Another interesting question: What are the ethics here? Preliminary (and criticized) research shows people think a bot-written story is more objective than a human written one. But the truth is a bot is as objective as the person who programmed it. It’s as opinionated as the algorithms that power it. In pseudo code:
if change > 10 percent:
phrase = "alarming rise"
phrase = "small increase"
Like human-written stories, who decides what’s alarming and what’s a small change? Who said 10 percent is the line? Alarming to who? And is 10 percent always where the line gets drawn? And is it always alarming?
Less scrupulous companies might seek to capitalize on that false belief of robotic objectivity. How do we spot that? Should there be a robotic story Code of Ethics? And if so, there’s no argument that it should be an API, right?
As soon as I saw Schwencke’s bot blowing up, I started to wonder is there a journalism school class here? What would it look like? And what does it say that a class about automating journalism is coming from inside a journalism school? I’m sure buggy whip schools had auto mechanic classes too, right?
It didn’t take long for me to come to the decision that this class had to happen, and soon. Took me a day to pitch it–one email, one conversation, and it was on the books. Current title: An Introduction to Storybots. The syllabus, which isn’t remotely close to being done, is on GitHub, along with some other materials. I’ll be working on it up until class starts in the fall.
I’m teaching the class because I want to–I’m already teaching the classes I’m contractually obligated to teach. I don’t have to do this, but I feel like someone should be–this is the program or be programmed moment for journalists. If you’ve never heard Douglas Rushkoff’s argument, go watch this and think about bots writing stories.

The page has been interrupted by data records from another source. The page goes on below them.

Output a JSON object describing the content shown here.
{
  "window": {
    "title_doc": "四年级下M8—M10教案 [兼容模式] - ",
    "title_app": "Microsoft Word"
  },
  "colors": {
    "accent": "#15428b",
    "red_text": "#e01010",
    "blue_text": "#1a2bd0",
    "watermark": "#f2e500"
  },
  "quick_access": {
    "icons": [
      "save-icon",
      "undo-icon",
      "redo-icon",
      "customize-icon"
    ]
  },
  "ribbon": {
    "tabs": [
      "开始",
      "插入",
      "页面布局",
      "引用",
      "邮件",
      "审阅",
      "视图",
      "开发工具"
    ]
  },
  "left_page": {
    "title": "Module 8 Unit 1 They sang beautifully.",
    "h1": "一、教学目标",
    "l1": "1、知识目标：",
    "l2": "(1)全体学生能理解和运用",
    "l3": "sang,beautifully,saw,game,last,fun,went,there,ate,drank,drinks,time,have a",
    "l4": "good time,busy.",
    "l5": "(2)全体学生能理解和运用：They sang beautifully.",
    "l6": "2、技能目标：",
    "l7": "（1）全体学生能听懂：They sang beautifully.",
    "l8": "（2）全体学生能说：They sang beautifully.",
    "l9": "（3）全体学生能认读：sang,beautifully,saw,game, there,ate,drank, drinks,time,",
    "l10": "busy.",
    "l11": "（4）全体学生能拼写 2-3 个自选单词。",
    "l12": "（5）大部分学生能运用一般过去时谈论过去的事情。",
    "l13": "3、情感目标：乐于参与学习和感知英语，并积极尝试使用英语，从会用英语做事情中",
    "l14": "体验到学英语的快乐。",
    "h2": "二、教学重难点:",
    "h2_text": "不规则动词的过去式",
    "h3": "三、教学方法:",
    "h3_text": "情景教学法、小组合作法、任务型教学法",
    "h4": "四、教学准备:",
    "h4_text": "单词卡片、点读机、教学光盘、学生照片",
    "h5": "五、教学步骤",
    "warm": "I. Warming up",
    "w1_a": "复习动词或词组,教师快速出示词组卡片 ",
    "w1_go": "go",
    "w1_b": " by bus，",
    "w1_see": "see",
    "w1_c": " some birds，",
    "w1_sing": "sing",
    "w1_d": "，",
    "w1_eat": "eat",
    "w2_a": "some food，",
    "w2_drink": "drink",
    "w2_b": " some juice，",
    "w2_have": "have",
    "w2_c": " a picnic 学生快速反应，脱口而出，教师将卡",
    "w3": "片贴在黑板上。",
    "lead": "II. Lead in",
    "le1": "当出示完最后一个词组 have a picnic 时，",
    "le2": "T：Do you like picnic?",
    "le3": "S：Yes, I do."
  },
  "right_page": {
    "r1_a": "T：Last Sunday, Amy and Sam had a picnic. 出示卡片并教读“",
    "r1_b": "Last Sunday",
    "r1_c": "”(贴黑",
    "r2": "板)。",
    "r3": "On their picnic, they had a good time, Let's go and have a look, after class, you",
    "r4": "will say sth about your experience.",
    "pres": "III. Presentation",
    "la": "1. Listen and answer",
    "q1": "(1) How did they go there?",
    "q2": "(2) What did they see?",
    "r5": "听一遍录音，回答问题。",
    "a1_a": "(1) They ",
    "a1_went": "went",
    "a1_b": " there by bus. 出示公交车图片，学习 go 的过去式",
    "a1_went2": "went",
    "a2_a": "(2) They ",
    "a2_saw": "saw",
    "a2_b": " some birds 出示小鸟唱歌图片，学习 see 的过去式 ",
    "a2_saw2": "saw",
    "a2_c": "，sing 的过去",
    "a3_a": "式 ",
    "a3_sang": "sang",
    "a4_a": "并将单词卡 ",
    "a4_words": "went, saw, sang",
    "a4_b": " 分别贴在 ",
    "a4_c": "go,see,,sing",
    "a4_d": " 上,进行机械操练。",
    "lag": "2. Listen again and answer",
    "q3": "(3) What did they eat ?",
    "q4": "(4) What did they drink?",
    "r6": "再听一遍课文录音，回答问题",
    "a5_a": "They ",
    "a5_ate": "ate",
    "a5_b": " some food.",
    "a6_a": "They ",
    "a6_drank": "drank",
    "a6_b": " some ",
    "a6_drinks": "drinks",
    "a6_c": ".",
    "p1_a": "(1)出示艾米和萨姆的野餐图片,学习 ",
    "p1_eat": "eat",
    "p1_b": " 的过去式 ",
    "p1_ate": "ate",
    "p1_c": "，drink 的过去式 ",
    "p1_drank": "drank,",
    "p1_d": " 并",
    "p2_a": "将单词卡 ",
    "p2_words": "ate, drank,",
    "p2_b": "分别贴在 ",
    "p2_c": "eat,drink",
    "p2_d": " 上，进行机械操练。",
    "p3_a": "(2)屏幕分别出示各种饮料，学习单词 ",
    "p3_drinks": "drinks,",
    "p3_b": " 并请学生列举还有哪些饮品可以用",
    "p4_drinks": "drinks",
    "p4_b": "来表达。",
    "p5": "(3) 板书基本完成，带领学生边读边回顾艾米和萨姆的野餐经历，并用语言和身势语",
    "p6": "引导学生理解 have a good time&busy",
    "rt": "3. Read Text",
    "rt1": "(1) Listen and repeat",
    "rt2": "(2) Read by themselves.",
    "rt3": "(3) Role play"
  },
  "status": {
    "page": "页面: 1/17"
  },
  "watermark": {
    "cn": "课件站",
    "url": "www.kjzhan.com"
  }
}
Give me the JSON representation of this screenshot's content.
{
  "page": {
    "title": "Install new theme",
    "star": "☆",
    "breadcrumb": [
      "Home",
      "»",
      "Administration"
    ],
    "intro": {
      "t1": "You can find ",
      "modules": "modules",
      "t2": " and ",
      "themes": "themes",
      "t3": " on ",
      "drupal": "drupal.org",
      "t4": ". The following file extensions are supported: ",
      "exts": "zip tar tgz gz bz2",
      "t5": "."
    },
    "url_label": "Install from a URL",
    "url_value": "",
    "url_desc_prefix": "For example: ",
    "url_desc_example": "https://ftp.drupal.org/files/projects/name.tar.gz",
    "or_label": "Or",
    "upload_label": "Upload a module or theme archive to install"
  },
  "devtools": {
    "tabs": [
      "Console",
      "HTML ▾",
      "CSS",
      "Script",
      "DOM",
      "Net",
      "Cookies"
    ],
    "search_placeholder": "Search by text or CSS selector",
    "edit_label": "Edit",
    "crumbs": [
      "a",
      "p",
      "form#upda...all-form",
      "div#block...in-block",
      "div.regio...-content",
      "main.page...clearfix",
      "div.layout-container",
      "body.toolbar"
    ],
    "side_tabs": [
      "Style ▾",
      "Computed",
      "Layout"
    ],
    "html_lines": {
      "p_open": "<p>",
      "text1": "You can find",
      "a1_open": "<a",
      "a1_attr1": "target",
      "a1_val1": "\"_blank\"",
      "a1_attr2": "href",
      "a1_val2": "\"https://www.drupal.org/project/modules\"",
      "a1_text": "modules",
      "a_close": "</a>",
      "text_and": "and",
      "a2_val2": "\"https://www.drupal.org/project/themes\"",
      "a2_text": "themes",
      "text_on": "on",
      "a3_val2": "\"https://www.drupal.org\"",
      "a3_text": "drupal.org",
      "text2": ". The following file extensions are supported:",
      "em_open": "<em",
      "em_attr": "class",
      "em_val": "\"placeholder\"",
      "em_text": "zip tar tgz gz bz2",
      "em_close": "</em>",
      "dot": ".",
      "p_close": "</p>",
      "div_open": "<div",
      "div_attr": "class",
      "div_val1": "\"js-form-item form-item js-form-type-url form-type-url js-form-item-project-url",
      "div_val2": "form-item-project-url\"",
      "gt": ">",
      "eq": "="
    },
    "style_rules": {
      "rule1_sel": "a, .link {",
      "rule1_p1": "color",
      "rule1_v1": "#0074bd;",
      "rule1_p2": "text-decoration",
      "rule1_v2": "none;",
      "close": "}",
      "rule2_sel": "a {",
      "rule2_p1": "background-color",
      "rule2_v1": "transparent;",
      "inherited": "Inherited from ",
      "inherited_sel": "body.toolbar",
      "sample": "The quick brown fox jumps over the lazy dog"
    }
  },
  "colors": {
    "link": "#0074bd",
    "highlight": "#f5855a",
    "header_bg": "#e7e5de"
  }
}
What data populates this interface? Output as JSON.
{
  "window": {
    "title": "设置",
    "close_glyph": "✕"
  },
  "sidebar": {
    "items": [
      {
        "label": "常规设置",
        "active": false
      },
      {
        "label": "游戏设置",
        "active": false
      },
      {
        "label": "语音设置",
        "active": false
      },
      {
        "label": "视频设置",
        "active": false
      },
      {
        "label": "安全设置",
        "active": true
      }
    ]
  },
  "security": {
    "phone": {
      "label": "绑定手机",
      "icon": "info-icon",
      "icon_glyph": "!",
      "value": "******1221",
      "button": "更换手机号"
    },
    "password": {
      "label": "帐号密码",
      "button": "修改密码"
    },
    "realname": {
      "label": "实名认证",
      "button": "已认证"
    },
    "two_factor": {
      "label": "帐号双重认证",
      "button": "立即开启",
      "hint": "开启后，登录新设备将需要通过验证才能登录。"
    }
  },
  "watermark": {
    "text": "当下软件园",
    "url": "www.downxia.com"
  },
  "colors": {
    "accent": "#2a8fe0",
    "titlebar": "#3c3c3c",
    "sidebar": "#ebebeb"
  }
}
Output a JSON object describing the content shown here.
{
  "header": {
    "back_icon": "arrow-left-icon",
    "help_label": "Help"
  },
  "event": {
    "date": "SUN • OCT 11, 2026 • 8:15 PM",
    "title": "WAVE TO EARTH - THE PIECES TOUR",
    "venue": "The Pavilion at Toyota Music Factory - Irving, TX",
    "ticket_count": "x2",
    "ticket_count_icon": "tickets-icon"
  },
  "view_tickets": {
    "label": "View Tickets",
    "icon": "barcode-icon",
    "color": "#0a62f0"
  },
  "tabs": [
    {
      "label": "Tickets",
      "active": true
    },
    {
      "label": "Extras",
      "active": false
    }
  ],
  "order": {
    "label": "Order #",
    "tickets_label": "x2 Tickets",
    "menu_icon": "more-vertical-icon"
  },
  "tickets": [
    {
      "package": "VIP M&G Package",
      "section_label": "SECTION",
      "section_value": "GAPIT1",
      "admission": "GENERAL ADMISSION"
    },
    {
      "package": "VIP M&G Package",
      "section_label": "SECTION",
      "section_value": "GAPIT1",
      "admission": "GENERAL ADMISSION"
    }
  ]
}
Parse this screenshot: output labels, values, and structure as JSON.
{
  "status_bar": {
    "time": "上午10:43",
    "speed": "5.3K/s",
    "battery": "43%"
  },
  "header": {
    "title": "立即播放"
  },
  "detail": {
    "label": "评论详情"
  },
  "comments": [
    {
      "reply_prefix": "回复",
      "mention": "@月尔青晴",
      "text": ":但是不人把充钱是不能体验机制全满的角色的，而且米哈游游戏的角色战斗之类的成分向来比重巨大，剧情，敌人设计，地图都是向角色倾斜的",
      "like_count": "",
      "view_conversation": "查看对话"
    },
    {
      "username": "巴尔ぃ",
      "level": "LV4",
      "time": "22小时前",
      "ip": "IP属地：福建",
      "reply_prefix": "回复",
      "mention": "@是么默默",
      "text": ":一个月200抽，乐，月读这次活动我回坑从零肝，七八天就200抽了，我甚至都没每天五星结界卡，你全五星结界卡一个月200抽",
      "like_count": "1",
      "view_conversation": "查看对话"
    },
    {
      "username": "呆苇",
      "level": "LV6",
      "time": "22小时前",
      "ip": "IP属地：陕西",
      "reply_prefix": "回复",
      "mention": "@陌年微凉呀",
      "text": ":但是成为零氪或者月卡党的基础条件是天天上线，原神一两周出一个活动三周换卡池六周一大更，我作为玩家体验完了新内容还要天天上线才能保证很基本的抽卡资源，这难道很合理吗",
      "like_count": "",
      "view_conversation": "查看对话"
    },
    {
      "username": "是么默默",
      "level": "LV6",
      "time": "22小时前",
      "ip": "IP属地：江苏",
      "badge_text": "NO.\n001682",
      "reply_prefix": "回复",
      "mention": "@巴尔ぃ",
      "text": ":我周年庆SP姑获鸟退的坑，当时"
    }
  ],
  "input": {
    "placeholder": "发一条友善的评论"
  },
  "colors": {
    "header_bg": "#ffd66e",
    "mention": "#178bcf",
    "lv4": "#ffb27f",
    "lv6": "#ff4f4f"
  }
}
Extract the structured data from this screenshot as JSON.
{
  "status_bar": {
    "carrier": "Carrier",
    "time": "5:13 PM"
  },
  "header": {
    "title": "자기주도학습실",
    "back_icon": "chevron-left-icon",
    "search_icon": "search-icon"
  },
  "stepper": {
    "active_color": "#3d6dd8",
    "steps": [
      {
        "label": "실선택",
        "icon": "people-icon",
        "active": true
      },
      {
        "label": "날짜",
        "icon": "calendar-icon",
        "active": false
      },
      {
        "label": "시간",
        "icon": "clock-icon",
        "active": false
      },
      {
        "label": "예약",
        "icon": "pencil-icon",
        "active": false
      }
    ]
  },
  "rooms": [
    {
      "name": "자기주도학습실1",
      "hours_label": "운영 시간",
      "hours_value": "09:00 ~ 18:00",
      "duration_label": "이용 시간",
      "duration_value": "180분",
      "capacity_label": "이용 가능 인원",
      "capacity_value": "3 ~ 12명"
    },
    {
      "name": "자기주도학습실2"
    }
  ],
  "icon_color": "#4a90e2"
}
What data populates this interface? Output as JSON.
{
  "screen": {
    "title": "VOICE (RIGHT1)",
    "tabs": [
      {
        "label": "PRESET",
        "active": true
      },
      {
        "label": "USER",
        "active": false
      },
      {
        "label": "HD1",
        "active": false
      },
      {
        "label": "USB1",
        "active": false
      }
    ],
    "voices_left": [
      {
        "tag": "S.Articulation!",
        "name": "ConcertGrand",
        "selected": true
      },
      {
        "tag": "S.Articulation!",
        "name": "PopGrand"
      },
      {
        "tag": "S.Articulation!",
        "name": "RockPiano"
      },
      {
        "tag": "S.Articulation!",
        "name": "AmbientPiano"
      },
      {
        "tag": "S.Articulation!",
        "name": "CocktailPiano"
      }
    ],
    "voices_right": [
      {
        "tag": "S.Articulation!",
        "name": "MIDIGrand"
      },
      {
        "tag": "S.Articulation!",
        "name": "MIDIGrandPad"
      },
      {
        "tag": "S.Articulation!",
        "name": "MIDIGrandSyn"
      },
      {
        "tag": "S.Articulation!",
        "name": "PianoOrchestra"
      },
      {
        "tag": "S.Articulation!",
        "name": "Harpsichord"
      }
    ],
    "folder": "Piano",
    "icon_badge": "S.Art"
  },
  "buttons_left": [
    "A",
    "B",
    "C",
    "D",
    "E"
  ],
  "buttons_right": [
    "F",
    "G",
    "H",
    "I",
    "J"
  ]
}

This is just getting started.
Matt Waite is a professor of practice in the College of Journalism and Mass Communications at the University of Nebraska-Lincoln and founder of the Drone Journalism Lab. Since he joined the faculty in 2011, he and his students have used drones to report news in six countries on three continents. From 2007-2011, he was a programmer/journalist for the St. Petersburg Times where he developed the Pulitzer Prize-winning website PolitiFact.